More than 800 GPs could be investigated in the forthcoming financial year, compared with 82 who were formally investigated last year, following the ombudsman’s decision to ‘usually investigate’ from now on if a complaint passes some simple tests.
These include whether the issue falls within the ombudsman’s remit; if the complaint is made within its usual time limit; and whether the complainant could not be reasonably expected to pursue their complaint through other legal means.
Last year (2011/12) the ombudsman investigated 400 NHS complaints, and it estimates that in 2013/14 it will formally investigate 4,000 complaints.
The ombudsman received 2,951 complaints about GPs during 2011/12.
Londonwide LMCs medical director Dr Tony Grewal said GPs needed the threat of a huge increase in investigations ‘like a hole in the head’.
Julie Mellor, the Parliamentary and Health Service Ombudsman, said investigations would be vastly increased as a result of ‘feedback from public services, parliamentarians and our public research’.

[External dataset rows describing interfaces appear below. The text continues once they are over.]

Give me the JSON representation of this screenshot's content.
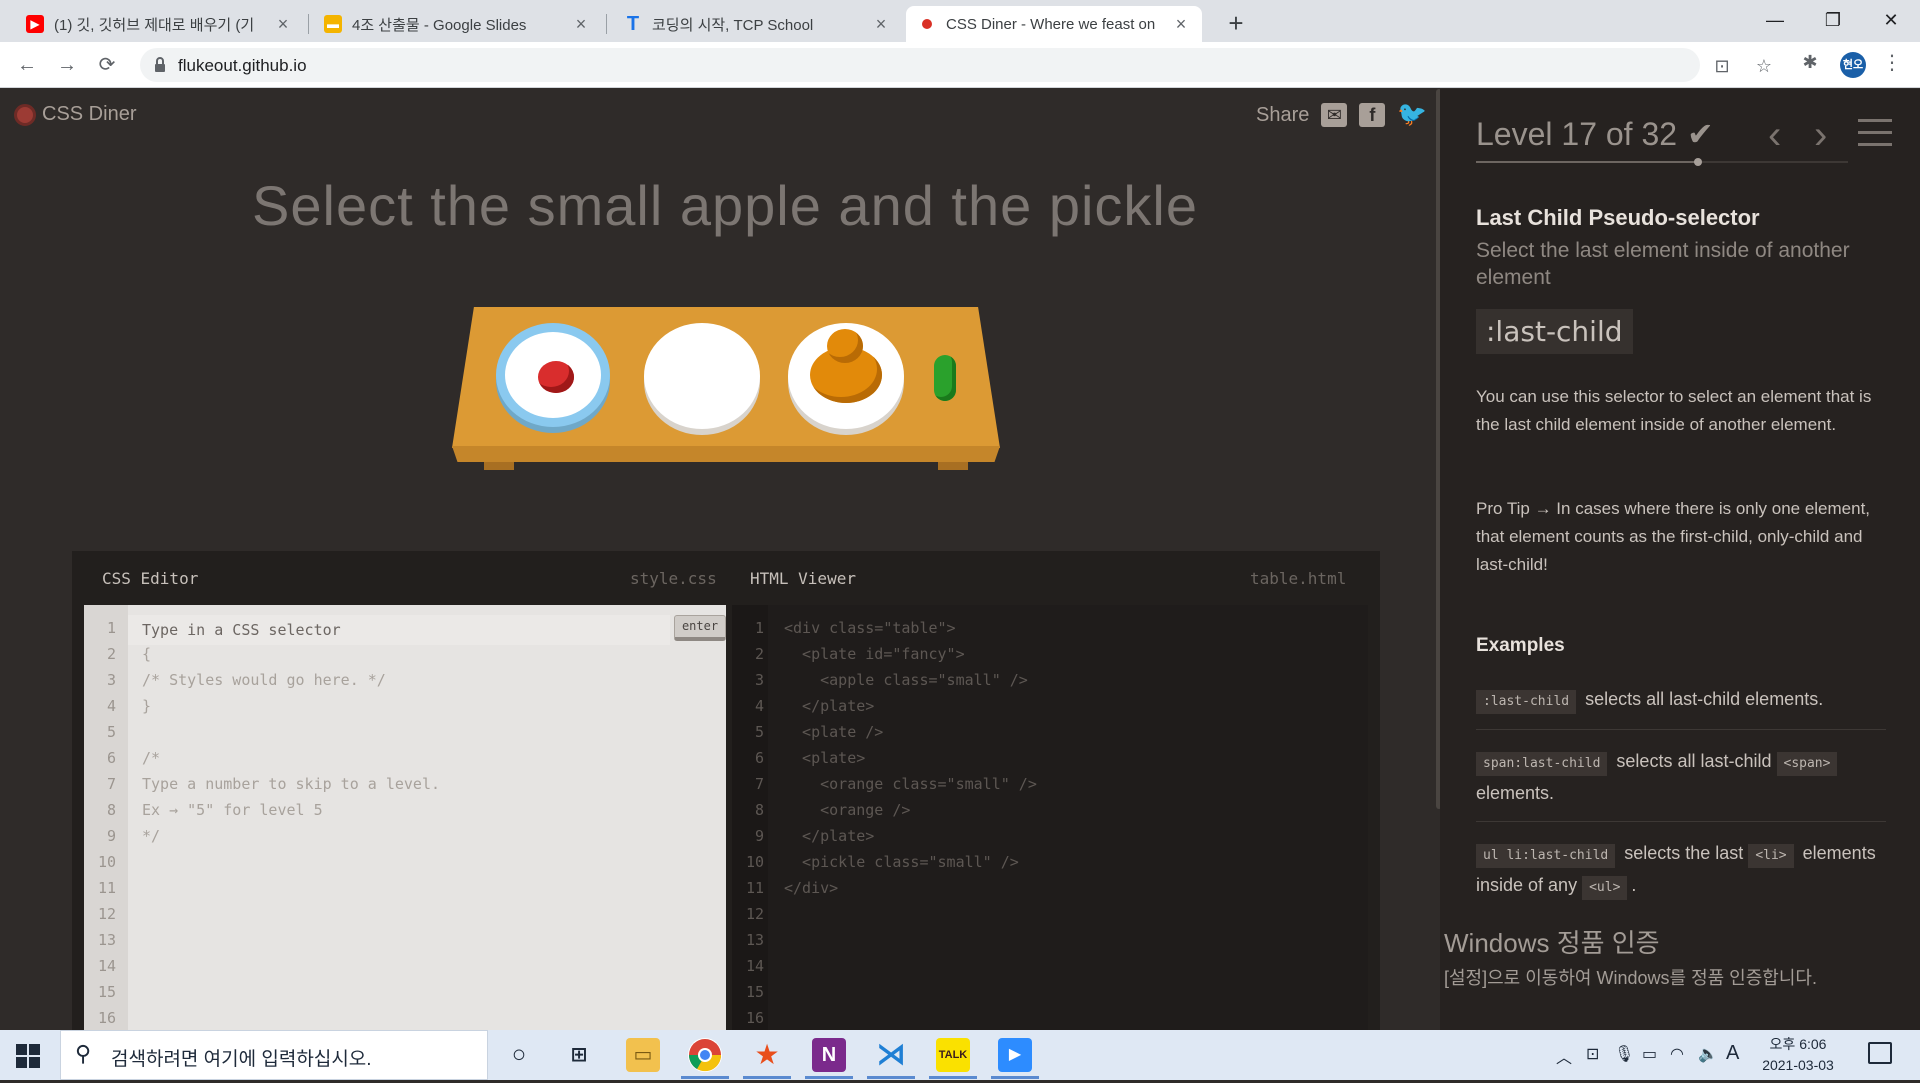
{
  "browser": {
    "tabs": [
      {
        "title": "(1) 깃, 깃허브 제대로 배우기 (기",
        "icon": "youtube-icon",
        "color": "#ff0000"
      },
      {
        "title": "4조 산출물 - Google Slides",
        "icon": "slides-icon",
        "color": "#f4b400"
      },
      {
        "title": "코딩의 시작, TCP School",
        "icon": "tcpschool-icon",
        "color": "#1a73e8"
      },
      {
        "title": "CSS Diner - Where we feast on",
        "icon": "cssdiner-icon",
        "color": "#c0392b"
      }
    ],
    "url": "flukeout.github.io",
    "profile_initials": "현오"
  },
  "page": {
    "logo": "CSS Diner",
    "share_label": "Share",
    "instruction": "Select the small apple and the pickle",
    "css_editor": {
      "label": "CSS Editor",
      "file": "style.css",
      "placeholder": "Type in a CSS selector",
      "enter_label": "enter",
      "lines": [
        "{",
        "/* Styles would go here. */",
        "}",
        "",
        "/*",
        "Type a number to skip to a level.",
        "Ex → \"5\" for level 5",
        "*/"
      ],
      "line_numbers": [
        "1",
        "2",
        "3",
        "4",
        "5",
        "6",
        "7",
        "8",
        "9",
        "10",
        "11",
        "12",
        "13",
        "14",
        "15",
        "16"
      ]
    },
    "html_viewer": {
      "label": "HTML Viewer",
      "file": "table.html",
      "lines": [
        "<div class=\"table\">",
        "  <plate id=\"fancy\">",
        "    <apple class=\"small\" />",
        "  </plate>",
        "  <plate />",
        "  <plate>",
        "    <orange class=\"small\" />",
        "    <orange />",
        "  </plate>",
        "  <pickle class=\"small\" />",
        "</div>"
      ],
      "line_numbers": [
        "1",
        "2",
        "3",
        "4",
        "5",
        "6",
        "7",
        "8",
        "9",
        "10",
        "11",
        "12",
        "13",
        "14",
        "15",
        "16"
      ]
    }
  },
  "sidebar": {
    "level_text": "Level 17 of 32",
    "level_progress": 0.53,
    "title": "Last Child Pseudo-selector",
    "description": "Select the last element inside of another element",
    "syntax": ":last-child",
    "paragraph1": "You can use this selector to select an element that is the last child element inside of another element.",
    "paragraph2": "Pro Tip → In cases where there is only one element, that element counts as the first-child, only-child and last-child!",
    "examples_title": "Examples",
    "examples": [
      {
        "code": ":last-child",
        "text": "selects all last-child elements."
      },
      {
        "code": "span:last-child",
        "text": "selects all last-child",
        "code2": "<span>",
        "text2": "elements."
      },
      {
        "code": "ul li:last-child",
        "text": "selects the last",
        "code2": "<li>",
        "text2": "elements inside of any",
        "code3": "<ul>",
        "text3": "."
      }
    ]
  },
  "watermark": {
    "line1": "Windows 정품 인증",
    "line2": "[설정]으로 이동하여 Windows를 정품 인증합니다."
  },
  "taskbar": {
    "search_placeholder": "검색하려면 여기에 입력하십시오.",
    "time": "오후 6:06",
    "date": "2021-03-03",
    "ime": "A"
  }
}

She said: ‘By sharing more of the learning from complaints that do come to us, we will help organisations get better at resolving the complaints themselves’.
But Dr Grewal said doctors would not learn ‘one iota’ from more investigations.
‘I’ve supported GPs through investigations over many years, and it doesn’t improve them, it destroys them, often expensively and painfully,’ he said.